> Exercise details
Check every line of the material below for the string "chevron", and return the ones that have it.

> Available data

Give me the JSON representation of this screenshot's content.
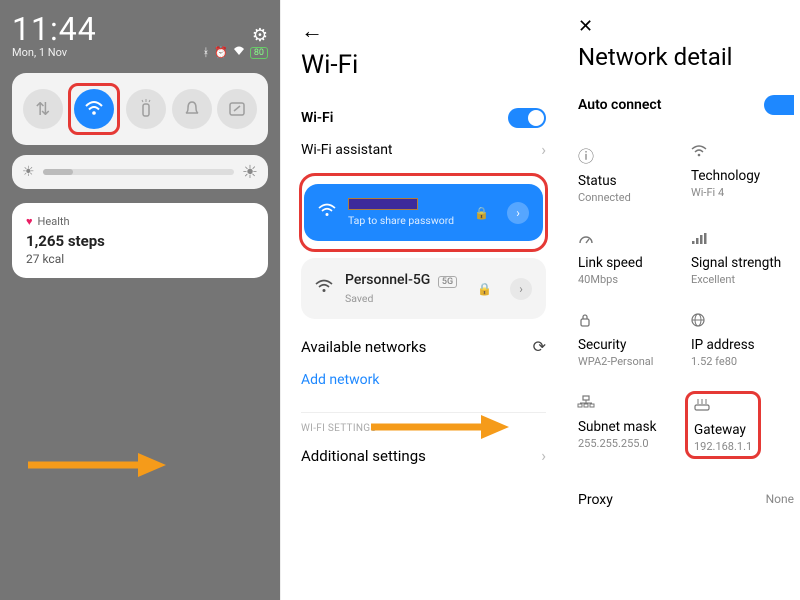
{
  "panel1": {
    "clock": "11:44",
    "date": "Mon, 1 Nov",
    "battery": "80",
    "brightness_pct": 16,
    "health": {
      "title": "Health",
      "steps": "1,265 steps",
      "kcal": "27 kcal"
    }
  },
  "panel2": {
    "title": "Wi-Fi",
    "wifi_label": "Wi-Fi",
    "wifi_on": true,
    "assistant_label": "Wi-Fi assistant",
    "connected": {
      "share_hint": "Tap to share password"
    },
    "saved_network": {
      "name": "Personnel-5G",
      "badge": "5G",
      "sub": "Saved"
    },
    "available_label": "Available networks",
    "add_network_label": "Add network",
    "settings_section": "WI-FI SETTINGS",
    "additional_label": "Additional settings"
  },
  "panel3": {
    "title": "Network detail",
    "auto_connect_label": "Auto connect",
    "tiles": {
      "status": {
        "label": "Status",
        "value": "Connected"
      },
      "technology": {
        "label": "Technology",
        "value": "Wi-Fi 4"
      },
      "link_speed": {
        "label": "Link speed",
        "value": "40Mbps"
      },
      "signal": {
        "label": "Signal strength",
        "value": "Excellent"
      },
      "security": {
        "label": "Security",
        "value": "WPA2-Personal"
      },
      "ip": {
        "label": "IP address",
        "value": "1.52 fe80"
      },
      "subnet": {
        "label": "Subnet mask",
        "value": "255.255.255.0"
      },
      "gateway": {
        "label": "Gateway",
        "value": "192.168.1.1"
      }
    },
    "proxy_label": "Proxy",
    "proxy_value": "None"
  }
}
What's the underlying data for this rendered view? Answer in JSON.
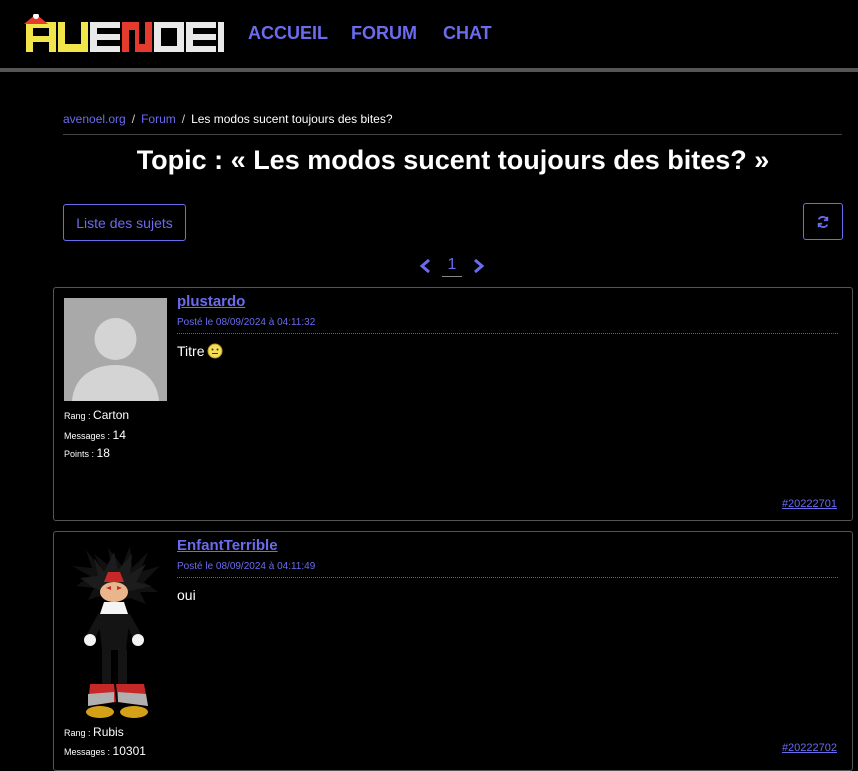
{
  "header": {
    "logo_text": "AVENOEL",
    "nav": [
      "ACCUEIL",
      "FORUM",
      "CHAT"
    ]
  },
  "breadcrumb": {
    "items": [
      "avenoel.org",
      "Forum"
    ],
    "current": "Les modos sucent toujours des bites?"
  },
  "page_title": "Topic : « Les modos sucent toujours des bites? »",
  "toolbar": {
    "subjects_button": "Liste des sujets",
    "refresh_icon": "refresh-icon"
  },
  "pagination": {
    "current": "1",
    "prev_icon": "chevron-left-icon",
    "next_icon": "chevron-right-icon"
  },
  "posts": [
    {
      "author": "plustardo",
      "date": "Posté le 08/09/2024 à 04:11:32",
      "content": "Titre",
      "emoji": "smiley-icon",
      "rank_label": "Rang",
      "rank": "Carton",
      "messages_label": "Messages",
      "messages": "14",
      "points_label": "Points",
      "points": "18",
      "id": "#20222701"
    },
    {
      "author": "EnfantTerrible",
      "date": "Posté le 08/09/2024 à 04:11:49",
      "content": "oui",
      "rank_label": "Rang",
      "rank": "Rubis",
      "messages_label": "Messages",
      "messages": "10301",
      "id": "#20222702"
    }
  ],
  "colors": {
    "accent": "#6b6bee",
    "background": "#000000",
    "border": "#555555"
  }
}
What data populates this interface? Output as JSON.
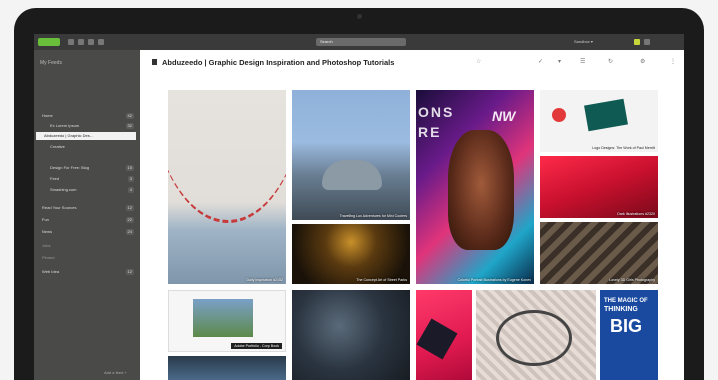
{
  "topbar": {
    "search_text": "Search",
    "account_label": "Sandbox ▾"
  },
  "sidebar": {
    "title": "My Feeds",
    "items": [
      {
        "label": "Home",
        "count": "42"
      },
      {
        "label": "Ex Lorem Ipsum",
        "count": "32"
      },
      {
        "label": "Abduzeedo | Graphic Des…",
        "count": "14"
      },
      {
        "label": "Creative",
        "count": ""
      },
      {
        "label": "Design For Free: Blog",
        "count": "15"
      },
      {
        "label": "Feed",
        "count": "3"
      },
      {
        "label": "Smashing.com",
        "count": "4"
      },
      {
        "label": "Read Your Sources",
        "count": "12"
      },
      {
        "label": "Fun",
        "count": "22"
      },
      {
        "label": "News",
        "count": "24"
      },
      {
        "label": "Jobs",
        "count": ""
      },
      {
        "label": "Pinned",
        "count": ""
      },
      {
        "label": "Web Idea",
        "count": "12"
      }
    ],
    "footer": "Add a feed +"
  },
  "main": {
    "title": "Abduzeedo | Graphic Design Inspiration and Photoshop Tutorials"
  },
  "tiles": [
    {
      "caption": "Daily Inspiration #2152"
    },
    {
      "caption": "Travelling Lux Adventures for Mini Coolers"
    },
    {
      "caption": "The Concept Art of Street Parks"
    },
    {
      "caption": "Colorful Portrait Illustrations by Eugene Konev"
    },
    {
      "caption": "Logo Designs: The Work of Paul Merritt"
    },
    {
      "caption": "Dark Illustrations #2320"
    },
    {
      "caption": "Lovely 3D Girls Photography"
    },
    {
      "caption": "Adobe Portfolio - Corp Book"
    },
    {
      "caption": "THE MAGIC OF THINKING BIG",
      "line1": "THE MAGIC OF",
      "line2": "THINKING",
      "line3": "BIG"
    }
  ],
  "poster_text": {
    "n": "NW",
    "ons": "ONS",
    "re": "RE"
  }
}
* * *
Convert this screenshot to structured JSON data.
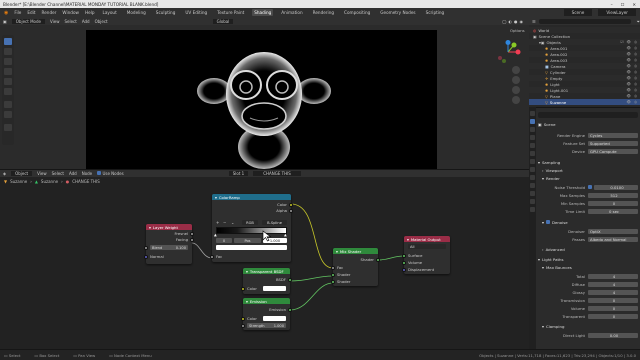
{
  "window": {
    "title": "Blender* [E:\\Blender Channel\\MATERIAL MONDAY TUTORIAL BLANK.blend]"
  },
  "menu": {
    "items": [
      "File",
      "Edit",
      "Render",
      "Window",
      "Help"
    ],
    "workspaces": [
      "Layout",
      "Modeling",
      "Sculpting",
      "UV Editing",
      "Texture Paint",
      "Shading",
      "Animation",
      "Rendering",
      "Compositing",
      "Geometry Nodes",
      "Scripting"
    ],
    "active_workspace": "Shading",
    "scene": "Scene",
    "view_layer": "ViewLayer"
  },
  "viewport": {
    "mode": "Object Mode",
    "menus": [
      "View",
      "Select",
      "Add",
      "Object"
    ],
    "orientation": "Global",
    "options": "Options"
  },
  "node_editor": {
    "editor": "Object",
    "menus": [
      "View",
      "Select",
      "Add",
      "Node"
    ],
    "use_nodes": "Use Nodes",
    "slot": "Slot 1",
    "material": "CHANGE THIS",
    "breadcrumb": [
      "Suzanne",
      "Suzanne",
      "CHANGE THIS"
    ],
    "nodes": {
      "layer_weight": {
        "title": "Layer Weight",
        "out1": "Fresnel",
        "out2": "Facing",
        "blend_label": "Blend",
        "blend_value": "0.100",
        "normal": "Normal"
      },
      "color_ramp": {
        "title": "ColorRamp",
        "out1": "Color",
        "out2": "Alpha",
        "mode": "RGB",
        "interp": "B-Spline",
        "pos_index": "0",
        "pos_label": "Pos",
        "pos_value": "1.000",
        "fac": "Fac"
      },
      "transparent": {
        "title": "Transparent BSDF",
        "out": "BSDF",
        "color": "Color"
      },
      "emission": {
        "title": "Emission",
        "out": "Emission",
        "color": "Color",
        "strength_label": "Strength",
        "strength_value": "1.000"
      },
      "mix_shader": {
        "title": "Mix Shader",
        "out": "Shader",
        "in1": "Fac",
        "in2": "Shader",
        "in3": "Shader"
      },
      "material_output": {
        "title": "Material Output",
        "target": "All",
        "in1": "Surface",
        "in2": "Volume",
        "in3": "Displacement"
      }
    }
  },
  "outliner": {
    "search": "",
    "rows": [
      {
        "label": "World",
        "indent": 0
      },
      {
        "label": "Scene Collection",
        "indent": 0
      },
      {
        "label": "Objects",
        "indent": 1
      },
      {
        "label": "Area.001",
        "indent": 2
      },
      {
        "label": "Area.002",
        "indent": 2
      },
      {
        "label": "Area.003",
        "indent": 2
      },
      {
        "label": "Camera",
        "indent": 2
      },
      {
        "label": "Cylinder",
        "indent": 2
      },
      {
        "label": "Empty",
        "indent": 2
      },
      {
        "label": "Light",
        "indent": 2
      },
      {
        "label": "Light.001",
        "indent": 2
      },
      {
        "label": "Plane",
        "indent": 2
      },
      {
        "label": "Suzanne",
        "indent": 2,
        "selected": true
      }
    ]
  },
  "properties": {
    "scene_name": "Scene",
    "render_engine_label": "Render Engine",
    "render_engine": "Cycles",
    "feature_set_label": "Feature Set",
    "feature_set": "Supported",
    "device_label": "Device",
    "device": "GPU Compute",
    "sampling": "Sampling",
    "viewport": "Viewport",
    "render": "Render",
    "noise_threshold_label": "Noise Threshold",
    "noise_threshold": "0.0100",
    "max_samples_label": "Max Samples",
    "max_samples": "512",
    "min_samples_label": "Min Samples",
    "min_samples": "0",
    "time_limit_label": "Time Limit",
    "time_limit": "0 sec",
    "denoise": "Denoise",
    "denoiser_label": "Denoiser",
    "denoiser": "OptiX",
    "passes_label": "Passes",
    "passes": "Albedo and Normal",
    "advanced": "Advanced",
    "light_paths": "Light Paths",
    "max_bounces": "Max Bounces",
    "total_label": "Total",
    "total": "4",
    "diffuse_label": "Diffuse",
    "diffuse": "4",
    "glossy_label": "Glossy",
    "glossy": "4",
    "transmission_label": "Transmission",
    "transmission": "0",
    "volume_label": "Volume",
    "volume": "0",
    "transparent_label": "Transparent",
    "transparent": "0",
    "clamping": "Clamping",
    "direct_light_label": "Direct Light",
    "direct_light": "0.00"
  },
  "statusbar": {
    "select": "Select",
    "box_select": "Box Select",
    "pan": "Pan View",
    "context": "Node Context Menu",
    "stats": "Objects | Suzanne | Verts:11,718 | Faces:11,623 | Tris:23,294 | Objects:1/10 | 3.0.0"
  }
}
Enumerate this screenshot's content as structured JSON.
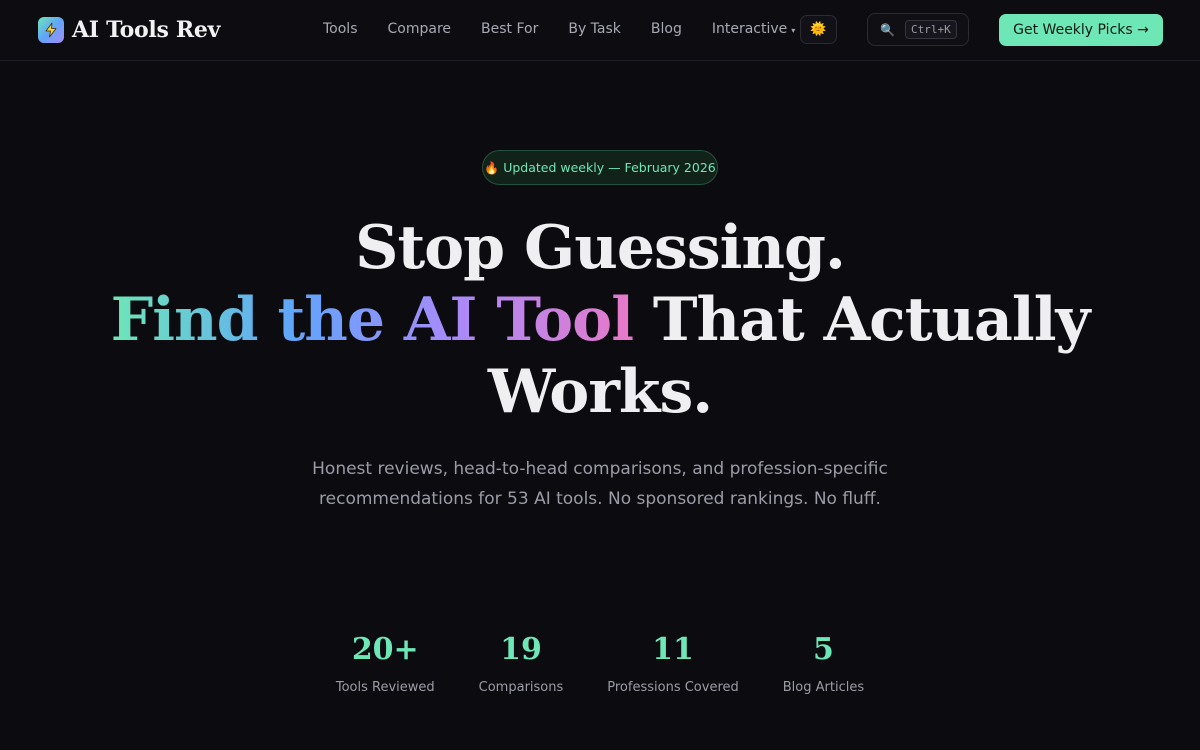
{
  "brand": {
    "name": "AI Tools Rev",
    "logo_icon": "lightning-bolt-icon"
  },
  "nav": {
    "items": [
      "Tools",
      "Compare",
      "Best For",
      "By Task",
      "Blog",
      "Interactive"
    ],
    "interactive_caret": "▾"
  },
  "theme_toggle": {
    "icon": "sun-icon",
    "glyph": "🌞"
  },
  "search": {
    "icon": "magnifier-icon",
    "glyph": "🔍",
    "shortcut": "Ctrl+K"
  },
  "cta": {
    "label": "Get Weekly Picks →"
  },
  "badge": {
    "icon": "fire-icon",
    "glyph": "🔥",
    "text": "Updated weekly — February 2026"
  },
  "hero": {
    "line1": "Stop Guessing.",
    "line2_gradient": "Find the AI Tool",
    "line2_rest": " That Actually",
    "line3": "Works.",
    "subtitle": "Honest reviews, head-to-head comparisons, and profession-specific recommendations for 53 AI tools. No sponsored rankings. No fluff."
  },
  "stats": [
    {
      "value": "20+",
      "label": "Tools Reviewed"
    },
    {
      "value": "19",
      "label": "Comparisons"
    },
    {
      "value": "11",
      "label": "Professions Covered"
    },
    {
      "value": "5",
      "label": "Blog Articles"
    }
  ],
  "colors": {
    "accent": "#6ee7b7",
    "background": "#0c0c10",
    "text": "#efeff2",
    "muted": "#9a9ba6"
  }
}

> Completed task
    "prev_icon": "chevron-left-icon",
    "next_icon": "chevron-right-icon"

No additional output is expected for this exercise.